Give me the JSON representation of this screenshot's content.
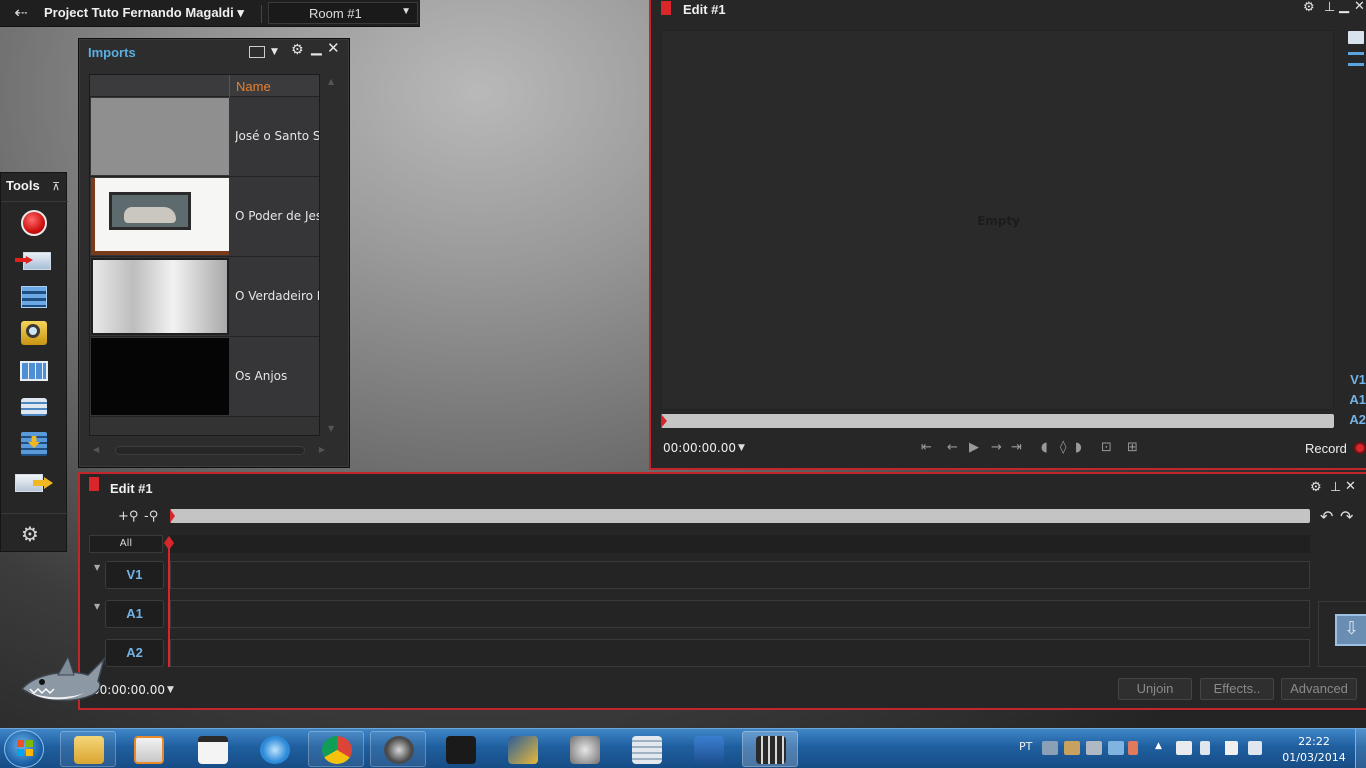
{
  "project_bar": {
    "title": "Project Tuto Fernando Magaldi ▾",
    "room": "Room #1"
  },
  "imports": {
    "title": "Imports",
    "column_name": "Name",
    "rows": [
      {
        "name": "José o Santo S"
      },
      {
        "name": "O Poder de Jes"
      },
      {
        "name": "O Verdadeiro L"
      },
      {
        "name": "Os Anjos"
      }
    ]
  },
  "tools": {
    "title": "Tools",
    "items": [
      {
        "icon": "record-icon"
      },
      {
        "icon": "import-arrow-icon"
      },
      {
        "icon": "timeline-grid-icon"
      },
      {
        "icon": "search-icon"
      },
      {
        "icon": "table-icon"
      },
      {
        "icon": "stack-icon"
      },
      {
        "icon": "download-icon"
      },
      {
        "icon": "export-arrow-icon"
      },
      {
        "icon": "users-settings-icon"
      }
    ]
  },
  "viewer": {
    "title": "Edit #1",
    "empty_label": "Empty",
    "tracks": [
      "V1",
      "A1",
      "A2"
    ],
    "timecode": "00:00:00.00",
    "record_label": "Record"
  },
  "timeline": {
    "title": "Edit #1",
    "zoom_in": "+⚲",
    "zoom_out": "-⚲",
    "all_label": "All",
    "tracks": [
      "V1",
      "A1",
      "A2"
    ],
    "timecode": "00:00:00.00",
    "buttons": {
      "unjoin": "Unjoin",
      "effects": "Effects..",
      "advanced": "Advanced"
    }
  },
  "taskbar": {
    "lang": "PT",
    "time": "22:22",
    "date": "01/03/2014"
  },
  "colors": {
    "accent_red": "#c0262b",
    "imports_title_blue": "#5aaee0",
    "name_header_orange": "#e88030",
    "track_label_blue": "#74b3e6"
  }
}
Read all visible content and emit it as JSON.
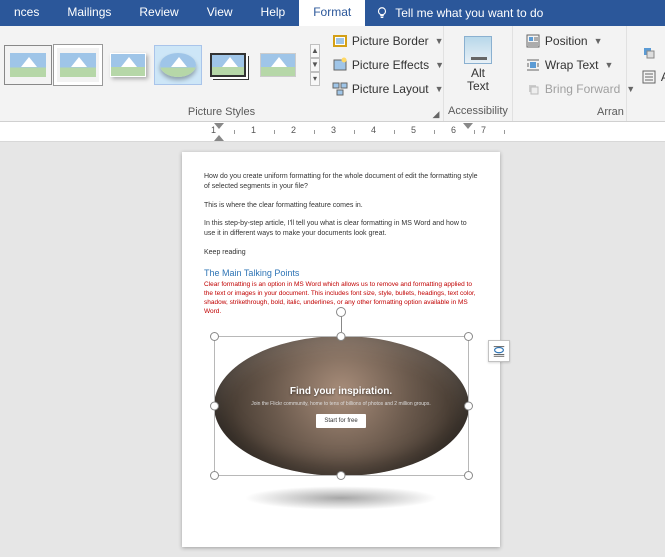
{
  "tabs": {
    "references_partial": "nces",
    "mailings": "Mailings",
    "review": "Review",
    "view": "View",
    "help": "Help",
    "format": "Format",
    "tell_me": "Tell me what you want to do"
  },
  "ribbon": {
    "picture_styles": {
      "title": "Picture Styles"
    },
    "picture_opts": {
      "border": "Picture Border",
      "effects": "Picture Effects",
      "layout": "Picture Layout"
    },
    "alt_text": {
      "label1": "Alt",
      "label2": "Text"
    },
    "accessibility_title": "Accessibility",
    "arrange": {
      "position": "Position",
      "wrap": "Wrap Text",
      "bring_forward": "Bring Forward",
      "title": "Arran"
    },
    "right_partial": {
      "a": "A"
    }
  },
  "ruler_numbers": [
    "1",
    "1",
    "2",
    "3",
    "4",
    "5",
    "6",
    "7"
  ],
  "doc": {
    "p1": "How do you create uniform formatting for the whole document of edit the formatting style of selected segments in your file?",
    "p2": "This is where the clear formatting feature comes in.",
    "p3": "In this step-by-step article, I'll tell you what is clear formatting in MS Word and how to use it in different ways to make your documents look great.",
    "p4": "Keep reading",
    "heading": "The Main Talking Points",
    "red": "Clear formatting is an option in MS Word which allows us to remove and formatting applied to the text or images in your document. This includes font size, style, bullets, headings, text color, shadow, strikethrough, bold, italic, underlines, or any other formatting option available in MS Word."
  },
  "image_content": {
    "title": "Find your inspiration.",
    "subtitle": "Join the Flickr community, home to tens of billions of photos and 2 million groups.",
    "button": "Start for free"
  }
}
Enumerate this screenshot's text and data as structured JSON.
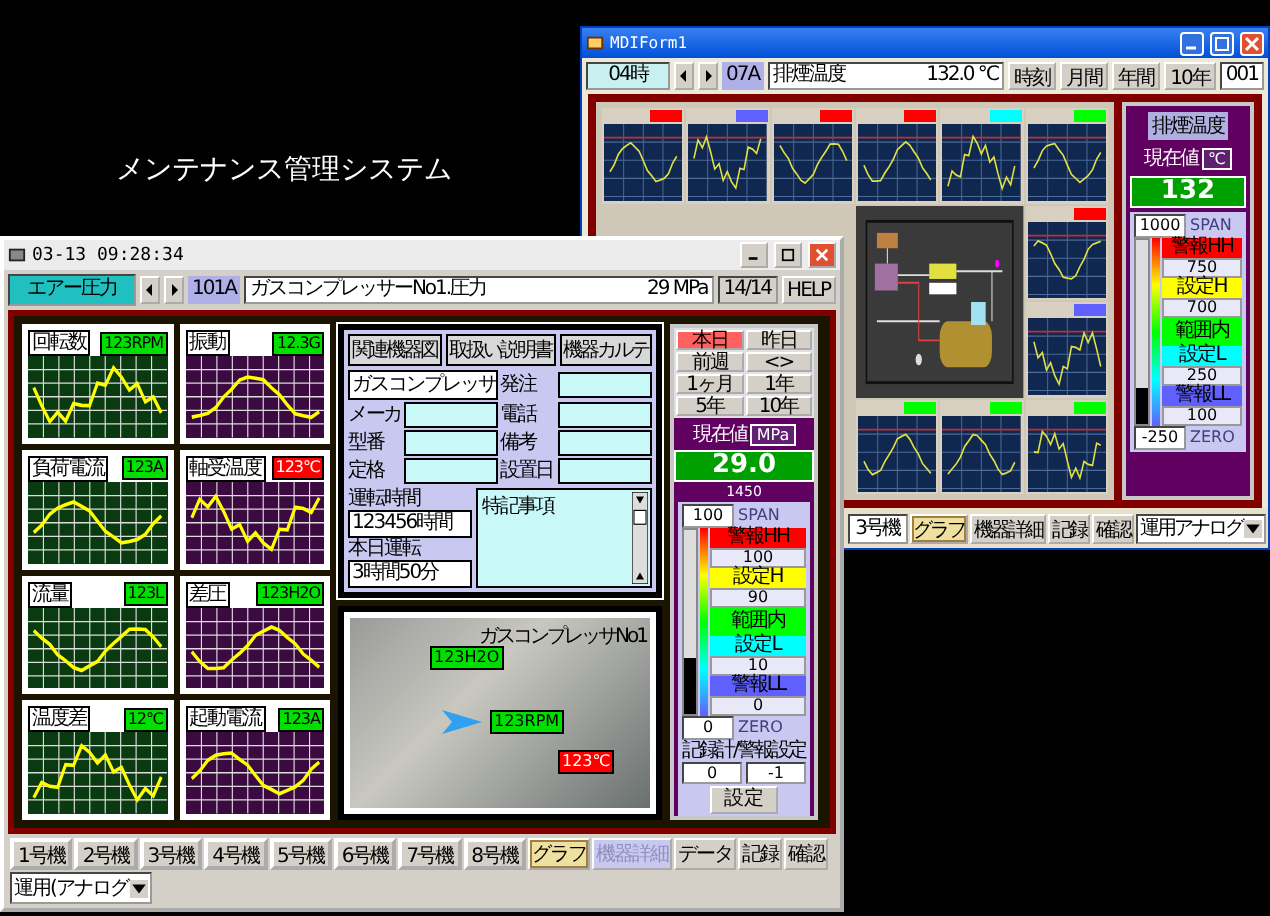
{
  "desktop_caption": "メンテナンス管理システム",
  "back_window": {
    "title": "MDIForm1",
    "toolbar": {
      "group": "04時",
      "tag": "07A",
      "name": "排煙温度",
      "reading": "132.0 ℃",
      "buttons": [
        {
          "label": "時刻"
        },
        {
          "label": "月間"
        },
        {
          "label": "年間"
        },
        {
          "label": "10年"
        }
      ],
      "page": "001"
    },
    "tiles": [
      {
        "color": "#ff0000"
      },
      {
        "color": "#6060ff"
      },
      {
        "color": "#ff0000"
      },
      {
        "color": "#ff0000"
      },
      {
        "color": "#00ffff"
      },
      {
        "color": "#00ff00"
      },
      {
        "color": "#ff0000"
      },
      {
        "color": "#6060ff"
      },
      {
        "color": "#00ff00"
      },
      {
        "color": "#00ff00"
      },
      {
        "color": "#00ff00"
      }
    ],
    "panel": {
      "label": "排煙温度",
      "caption": "現在値",
      "unit": "℃",
      "value": "132",
      "meter": {
        "span_value": "1000",
        "span": "SPAN",
        "level": 0.2,
        "zero_value": "-250",
        "zero": "ZERO",
        "bands": [
          {
            "label": "警報HH",
            "value": "750",
            "color": "#ff0000"
          },
          {
            "label": "設定H",
            "value": "700",
            "color": "#ffff00"
          },
          {
            "label": "範囲内",
            "color": "#00ff00"
          },
          {
            "label": "設定L",
            "value": "250",
            "color": "#00ffff"
          },
          {
            "label": "警報LL",
            "value": "100",
            "color": "#6060ff"
          }
        ]
      }
    },
    "bottom": {
      "unit": "3号機",
      "buttons": [
        {
          "label": "グラフ",
          "selected": true,
          "disabled": false
        },
        {
          "label": "機器詳細",
          "selected": false,
          "disabled": false
        },
        {
          "label": "記録",
          "selected": false,
          "disabled": false
        },
        {
          "label": "確認",
          "selected": false,
          "disabled": false
        }
      ],
      "dropdown": "運用アナログ"
    }
  },
  "front_window": {
    "title": "03-13 09:28:34",
    "toolbar": {
      "group": "エアー圧力",
      "tag": "101A",
      "name": "ガスコンプレッサーNo1.圧力",
      "reading": "29 MPa",
      "page": "14/14",
      "help": "HELP"
    },
    "tiles": [
      {
        "label": "回転数",
        "reading": "123RPM",
        "alarm": false,
        "color": "#0a3a10"
      },
      {
        "label": "振動",
        "reading": "12.3G",
        "alarm": false,
        "color": "#3a0a40"
      },
      {
        "label": "負荷電流",
        "reading": "123A",
        "alarm": false,
        "color": "#0a3a10"
      },
      {
        "label": "軸受温度",
        "reading": "123℃",
        "alarm": true,
        "color": "#3a0a40"
      },
      {
        "label": "流量",
        "reading": "123L",
        "alarm": false,
        "color": "#0a3a10"
      },
      {
        "label": "差圧",
        "reading": "123H2O",
        "alarm": false,
        "color": "#3a0a40"
      },
      {
        "label": "温度差",
        "reading": "12℃",
        "alarm": false,
        "color": "#0a3a10"
      },
      {
        "label": "起動電流",
        "reading": "123A",
        "alarm": false,
        "color": "#3a0a40"
      }
    ],
    "tabs": [
      {
        "label": "関連機器図"
      },
      {
        "label": "取扱い説明書"
      },
      {
        "label": "機器カルテ"
      }
    ],
    "equipment_name": "ガスコンプレッサ",
    "fields": [
      {
        "label": "発注"
      },
      {
        "label": "メーカ"
      },
      {
        "label": "電話"
      },
      {
        "label": "型番"
      },
      {
        "label": "備考"
      },
      {
        "label": "定格"
      },
      {
        "label": "設置日"
      }
    ],
    "run_time": {
      "label": "運転時間",
      "value": "123456時間"
    },
    "today_run": {
      "label": "本日運転",
      "value": "3時間50分"
    },
    "notes": {
      "label": "特記事項"
    },
    "photo": {
      "caption": "ガスコンプレッサNo1",
      "tags": [
        {
          "text": "123H2O",
          "alarm": false
        },
        {
          "text": "123RPM",
          "alarm": false
        },
        {
          "text": "123℃",
          "alarm": true
        }
      ]
    },
    "periods": [
      {
        "label": "本日",
        "selected": true
      },
      {
        "label": "昨日",
        "selected": false
      },
      {
        "label": "前週",
        "selected": false
      },
      {
        "label": "<>",
        "selected": false
      },
      {
        "label": "1ヶ月",
        "selected": false
      },
      {
        "label": "1年",
        "selected": false
      },
      {
        "label": "5年",
        "selected": false
      },
      {
        "label": "10年",
        "selected": false
      }
    ],
    "current": {
      "label": "現在値",
      "unit": "MPa",
      "value": "29.0",
      "sub": "1450"
    },
    "meter": {
      "span_value": "100",
      "span": "SPAN",
      "level": 0.3,
      "zero_value": "0",
      "zero": "ZERO",
      "bands": [
        {
          "label": "警報HH",
          "value": "100",
          "color": "#ff0000"
        },
        {
          "label": "設定H",
          "value": "90",
          "color": "#ffff00"
        },
        {
          "label": "範囲内",
          "color": "#00ff00"
        },
        {
          "label": "設定L",
          "value": "10",
          "color": "#00ffff"
        },
        {
          "label": "警報LL",
          "value": "0",
          "color": "#6060ff"
        }
      ]
    },
    "recorder": {
      "label": "記録計/警報設定",
      "values": [
        "0",
        "-1"
      ],
      "button": "設定"
    },
    "units": [
      {
        "label": "1号機"
      },
      {
        "label": "2号機"
      },
      {
        "label": "3号機"
      },
      {
        "label": "4号機"
      },
      {
        "label": "5号機"
      },
      {
        "label": "6号機"
      },
      {
        "label": "7号機"
      },
      {
        "label": "8号機"
      }
    ],
    "actions": [
      {
        "label": "グラフ",
        "selected": true,
        "disabled": false
      },
      {
        "label": "機器詳細",
        "selected": false,
        "disabled": true
      },
      {
        "label": "データ",
        "selected": false,
        "disabled": false
      },
      {
        "label": "記録",
        "selected": false,
        "disabled": false
      },
      {
        "label": "確認",
        "selected": false,
        "disabled": false
      }
    ],
    "dropdown": "運用(アナログ"
  }
}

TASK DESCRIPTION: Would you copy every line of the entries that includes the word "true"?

WRITTEN SOLUTION:
          "selected": true,
        "alarm": true,
          "alarm": true
        "selected": true
        "selected": true,
        "disabled": true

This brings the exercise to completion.